We've suspected it for a long time: Many UK manufacturers are paying more in energy taxation and for climate change policy than our competitors. In fact green policies are costing Britain's steelmakers and other energy intensive manufacturing sectors at least double what some of their main European rivals pay. The picture quickly becomes worse when looking at competitors in Asia, Russia and the US.
The source of this new evidence is a report commission by the government. It looks at the impact of government policy on energy prices on energy-intensive industries – steel, cement and some chemical industry processes. It compared the UK experience to that in China, India, Japan, Russia, Turkey and the US. In the EU, a comparison was made with Germany, France, Italy and Denmark.
The report supports the case we've been putting to government for a long time – that the country's high energy taxes along with the costs of climate change policy is eroding the competitiveness of UK manufacturing in some key sectors. Worryingly, it indicates that it is likely to get a lot worse by 2020 with costs likely to be double for high energy industries compared to 2011.
The gulf between the UK and many other countries stems from the absence of a global deal on climate change different countries are pursuing carbon reduction policies at different rates and costs. In the UK, our renewnable energy deployment strategy accounts for a lot of the additional costs faced by EIIs. Other unilateral costs include the Carbon Price Floor – a new UK tax which imposes a minimum price for emission allowances under the EU's emissions trading scheme.

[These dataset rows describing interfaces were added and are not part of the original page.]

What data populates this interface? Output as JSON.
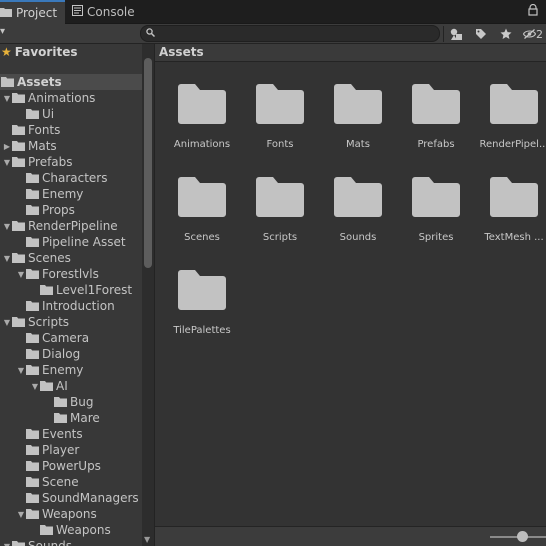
{
  "tabs": [
    {
      "label": "Project",
      "icon": "folder-icon"
    },
    {
      "label": "Console",
      "icon": "console-icon"
    }
  ],
  "toolbar": {
    "search_value": "",
    "hidden_count": "2"
  },
  "tree": [
    {
      "label": "Favorites",
      "type": "favorites",
      "depth": 0
    },
    {
      "label": "Assets",
      "type": "assets",
      "depth": 0,
      "selected": true
    },
    {
      "label": "Animations",
      "depth": 1,
      "expanded": true
    },
    {
      "label": "Ui",
      "depth": 2
    },
    {
      "label": "Fonts",
      "depth": 1
    },
    {
      "label": "Mats",
      "depth": 1,
      "collapsed": true
    },
    {
      "label": "Prefabs",
      "depth": 1,
      "expanded": true
    },
    {
      "label": "Characters",
      "depth": 2
    },
    {
      "label": "Enemy",
      "depth": 2
    },
    {
      "label": "Props",
      "depth": 2
    },
    {
      "label": "RenderPipeline",
      "depth": 1,
      "expanded": true
    },
    {
      "label": "Pipeline Asset",
      "depth": 2
    },
    {
      "label": "Scenes",
      "depth": 1,
      "expanded": true
    },
    {
      "label": "Forestlvls",
      "depth": 2,
      "expanded": true
    },
    {
      "label": "Level1Forest",
      "depth": 3
    },
    {
      "label": "Introduction",
      "depth": 2
    },
    {
      "label": "Scripts",
      "depth": 1,
      "expanded": true
    },
    {
      "label": "Camera",
      "depth": 2
    },
    {
      "label": "Dialog",
      "depth": 2
    },
    {
      "label": "Enemy",
      "depth": 2,
      "expanded": true
    },
    {
      "label": "AI",
      "depth": 3,
      "expanded": true
    },
    {
      "label": "Bug",
      "depth": 4
    },
    {
      "label": "Mare",
      "depth": 4
    },
    {
      "label": "Events",
      "depth": 2
    },
    {
      "label": "Player",
      "depth": 2
    },
    {
      "label": "PowerUps",
      "depth": 2
    },
    {
      "label": "Scene",
      "depth": 2
    },
    {
      "label": "SoundManagers",
      "depth": 2
    },
    {
      "label": "Weapons",
      "depth": 2,
      "expanded": true
    },
    {
      "label": "Weapons",
      "depth": 3
    },
    {
      "label": "Sounds",
      "depth": 1,
      "expanded": true
    }
  ],
  "main": {
    "breadcrumb": "Assets",
    "items": [
      {
        "label": "Animations"
      },
      {
        "label": "Fonts"
      },
      {
        "label": "Mats"
      },
      {
        "label": "Prefabs"
      },
      {
        "label": "RenderPipel..."
      },
      {
        "label": "Scenes"
      },
      {
        "label": "Scripts"
      },
      {
        "label": "Sounds"
      },
      {
        "label": "Sprites"
      },
      {
        "label": "TextMesh ..."
      },
      {
        "label": "TilePalettes"
      }
    ]
  },
  "colors": {
    "folder": "#c2c2c2",
    "accent": "#3a79bb",
    "star": "#e8b23a"
  }
}
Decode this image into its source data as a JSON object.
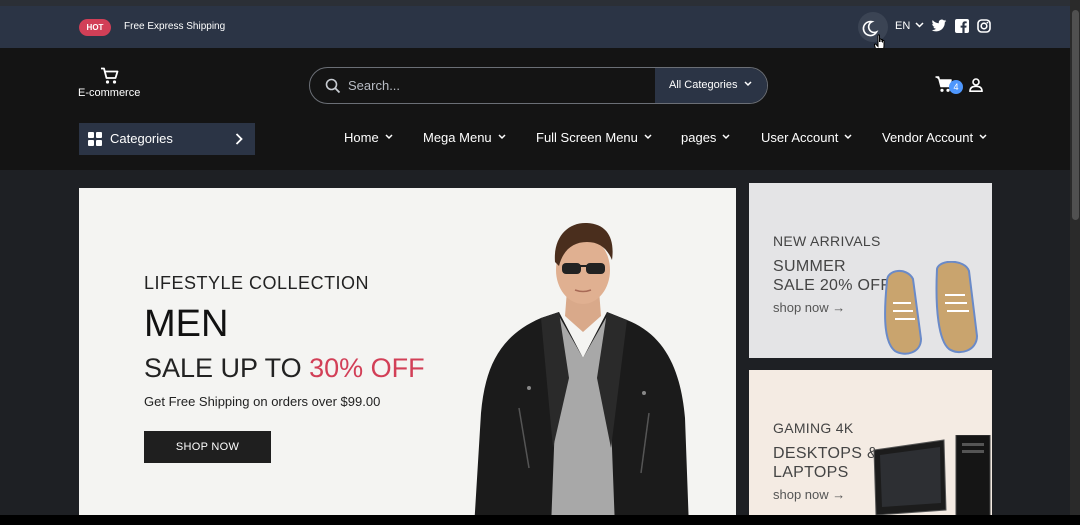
{
  "topbar": {
    "badge": "HOT",
    "promo_text": "Free Express Shipping",
    "language": "EN",
    "icons": [
      "moon-icon",
      "twitter-icon",
      "facebook-icon",
      "instagram-icon"
    ]
  },
  "header": {
    "logo_text": "E-commerce",
    "search_placeholder": "Search...",
    "category_select": "All Categories",
    "cart_count": "4"
  },
  "nav": {
    "categories_label": "Categories",
    "items": [
      "Home",
      "Mega Menu",
      "Full Screen Menu",
      "pages",
      "User Account",
      "Vendor Account"
    ]
  },
  "hero": {
    "kicker": "LIFESTYLE COLLECTION",
    "title": "MEN",
    "sale_prefix": "SALE UP TO",
    "sale_percent": "30% OFF",
    "shipping": "Get Free Shipping on orders over $99.00",
    "button": "SHOP NOW"
  },
  "promos": [
    {
      "kicker": "NEW ARRIVALS",
      "title_line1": "SUMMER",
      "title_line2": "SALE 20% OFF",
      "link": "shop now →"
    },
    {
      "kicker": "GAMING 4K",
      "title_line1": "DESKTOPS &",
      "title_line2": "LAPTOPS",
      "link": "shop now →"
    }
  ],
  "colors": {
    "accent": "#d23f57",
    "topbar_bg": "#2b3445",
    "header_bg": "#141414",
    "badge_blue": "#4e97fd"
  }
}
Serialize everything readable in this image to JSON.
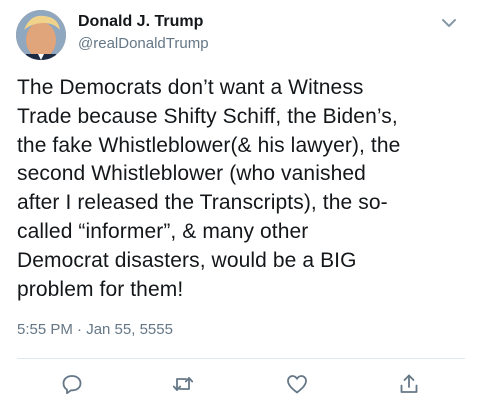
{
  "tweet": {
    "author": {
      "display_name": "Donald J. Trump",
      "handle": "@realDonaldTrump"
    },
    "text": "The Democrats don’t want a Witness\nTrade because Shifty Schiff, the Biden’s,\nthe fake Whistleblower(& his lawyer), the\nsecond Whistleblower (who vanished\nafter I released the Transcripts), the so-\ncalled “informer”, & many other\nDemocrat disasters, would be a BIG\nproblem for them!",
    "timestamp": "5:55 PM · Jan 55, 5555"
  },
  "icons": {
    "menu": "chevron-down-icon",
    "reply": "reply-icon",
    "retweet": "retweet-icon",
    "like": "heart-icon",
    "share": "share-icon"
  },
  "colors": {
    "text": "#14171a",
    "secondary": "#657786",
    "divider": "#e1e8ed",
    "icon": "#657786"
  }
}
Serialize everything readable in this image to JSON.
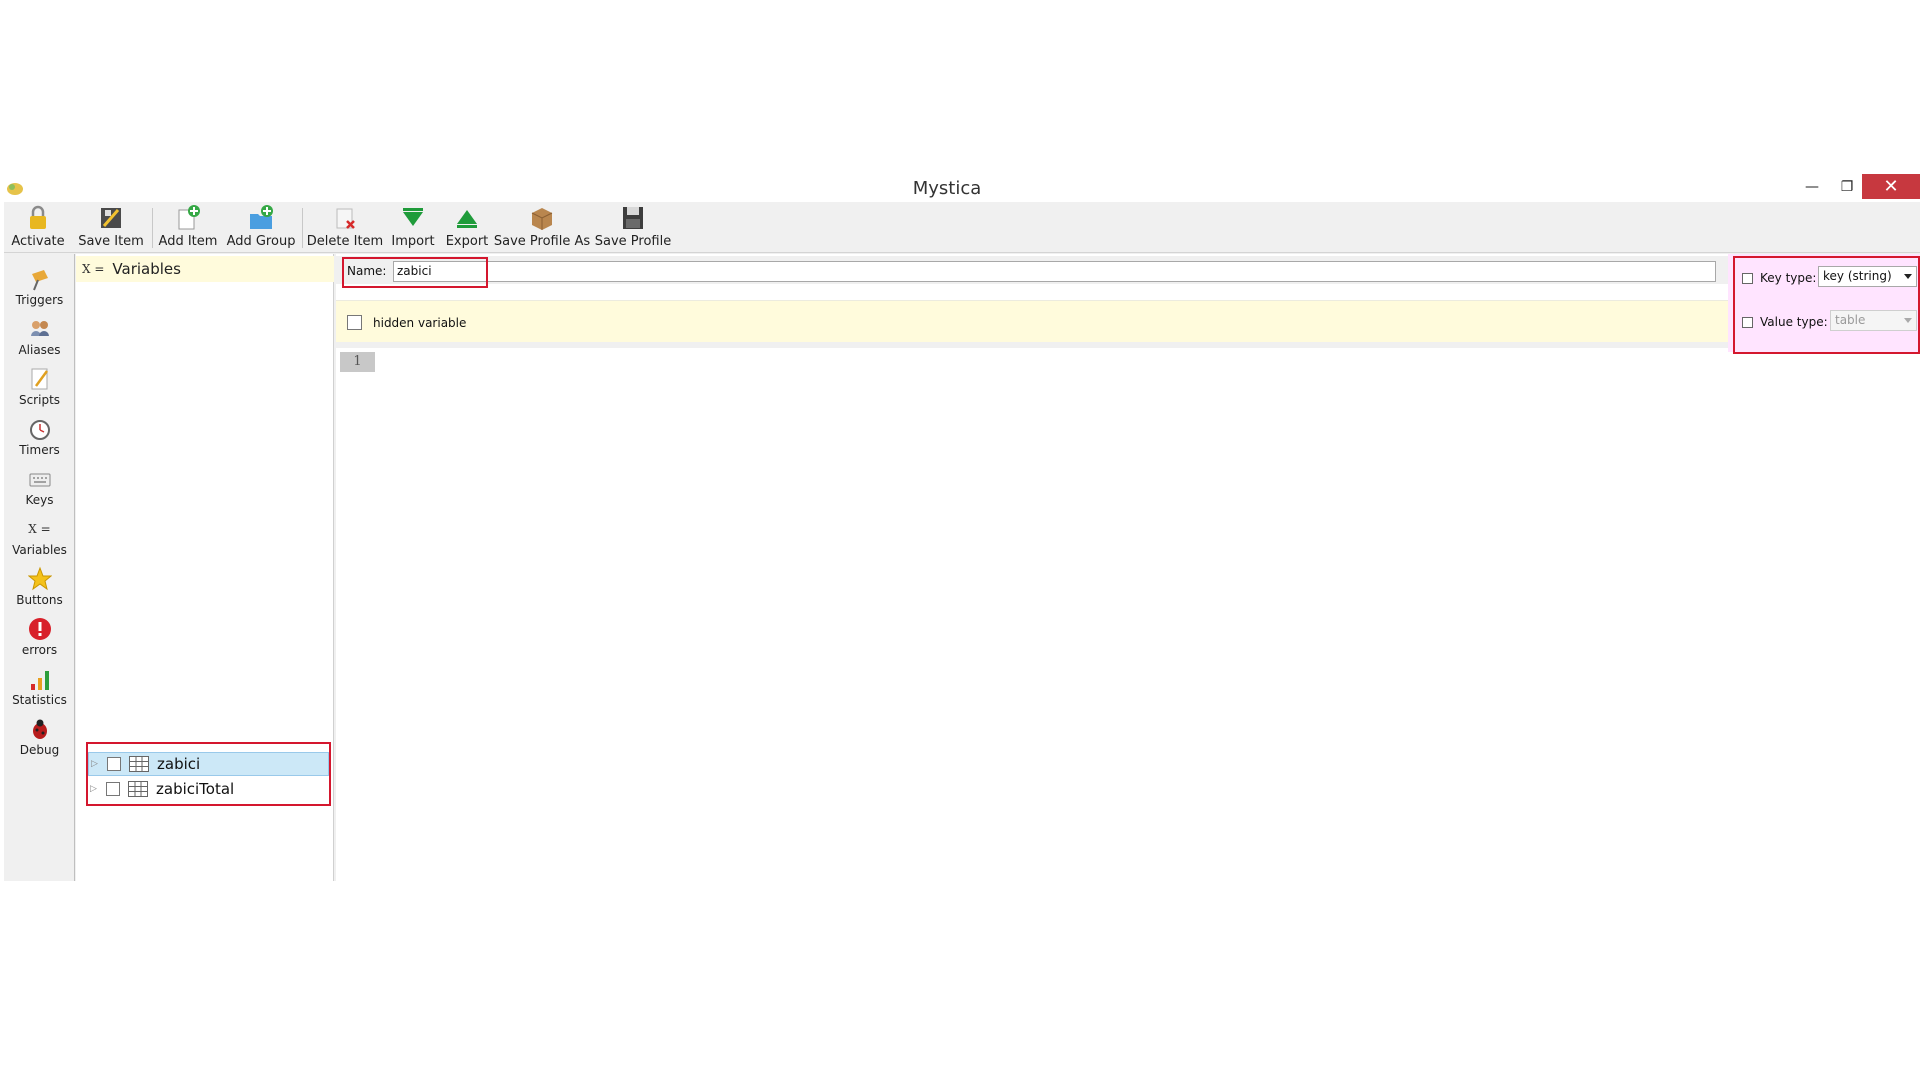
{
  "window": {
    "title": "Mystica"
  },
  "toolbar": {
    "activate": "Activate",
    "save_item": "Save Item",
    "add_item": "Add Item",
    "add_group": "Add Group",
    "delete_item": "Delete Item",
    "import": "Import",
    "export": "Export",
    "save_profile_as": "Save Profile As",
    "save_profile": "Save Profile"
  },
  "nav": {
    "triggers": "Triggers",
    "aliases": "Aliases",
    "scripts": "Scripts",
    "timers": "Timers",
    "keys": "Keys",
    "variables": "Variables",
    "buttons": "Buttons",
    "errors": "errors",
    "statistics": "Statistics",
    "debug": "Debug",
    "variables_glyph": "X ="
  },
  "tree": {
    "header_glyph": "X =",
    "header_label": "Variables",
    "items": [
      {
        "label": "zabici",
        "selected": true
      },
      {
        "label": "zabiciTotal",
        "selected": false
      }
    ]
  },
  "editor": {
    "name_label": "Name:",
    "name_value": "zabici",
    "hidden_label": "hidden variable",
    "line_number": "1"
  },
  "types": {
    "key_type_label": "Key type:",
    "key_type_value": "key (string)",
    "value_type_label": "Value type:",
    "value_type_value": "table"
  },
  "colors": {
    "highlight_red": "#d4172e",
    "close_button": "#c7383f",
    "header_yellow": "#fffbdc",
    "selection_blue": "#cce8f7",
    "type_panel_pink": "#ffe4ff"
  }
}
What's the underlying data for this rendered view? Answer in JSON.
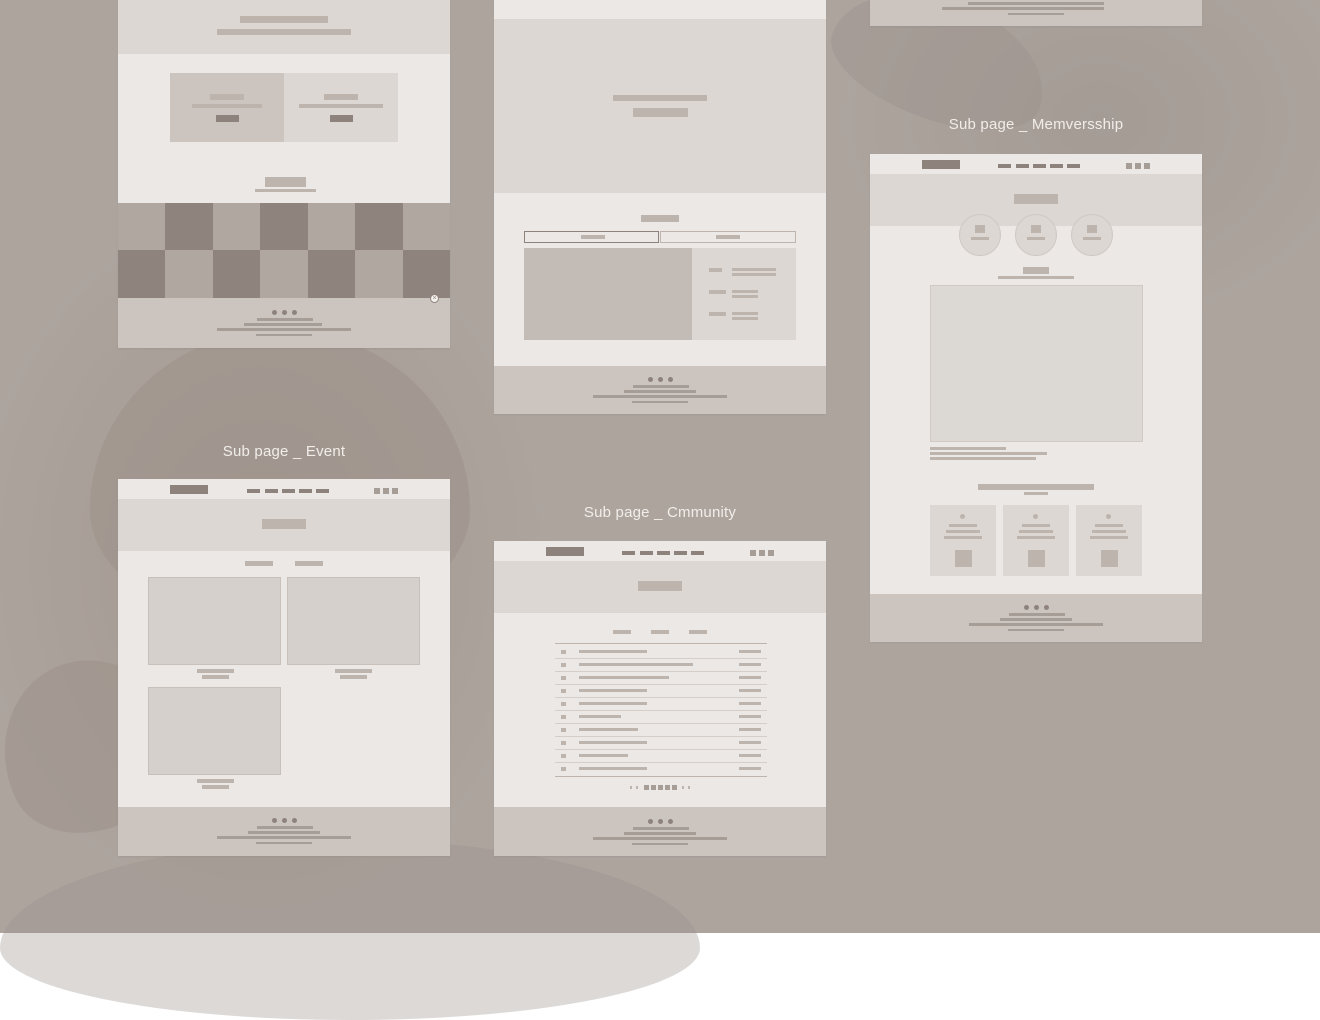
{
  "captions": {
    "event": "Sub page _ Event",
    "community": "Sub page _ Cmmunity",
    "membership": "Sub page _ Memversship"
  },
  "colors": {
    "background": "#ada49e",
    "artboard": "#ece8e5",
    "hero": "#dcd7d3",
    "footer": "#cbc4bf",
    "placeholder_dark": "#8e837c",
    "placeholder_light": "#bdb4ae",
    "caption_text": "#f1ede9"
  },
  "icons": {
    "close_marker": "close-icon"
  }
}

Ironically it is these self-same manufacturers who provide the building blocks for thousands of products that will help us cut carbon - from energy efficient building materials to solar panel and electronics. These are manufacturers who are stepping up to be part of the transition to a low carbon economy – but they can't do it with one hand tied behind their backs.
EEF has warned that, unabated, this could lead to “carbon leakage” in sectors that struggle to pass on their costs because they are operating in global, fiercely competitive markets. Carbon leakage refers to an incremental erosion of incumbent manufacturing because production and investment is shifted to regions without carbon controls and where manufacturing costs, and therefore products and materials, are therefore cheaper.
European governments appear to be taking this issue extremely seriously. The report shows that even in Europe where we are subject to similar regulation and targets UK EIIs are still paying more than most because other member states are reimbursing vulnerable industries. Reimbursements to EIIs appear most significant for Germany, Denmark and Italy, and are also relatively high for France. However, this is an area where further investigations by government is needed.
To be fair, the government has begun to make the right noises. Last year, the Chancellor announced a package of measures that will run until 2015 to help offset some of these costs for EIIs. But it is still unclear who qualifies and whether there the allocated funds will be adequate. There is also no firm commitment to address the high costs borne by consumers as a result of the renewables investment.
We need to see government make its intentions clear as soon as possible and outline post-2015 plans to give affected sectors certainty and a more level playing field. Until these measures are put in place the competitiveness of our energy intensive industries risks being slowly eroded and companies in these sectors will look to invest elsewhere.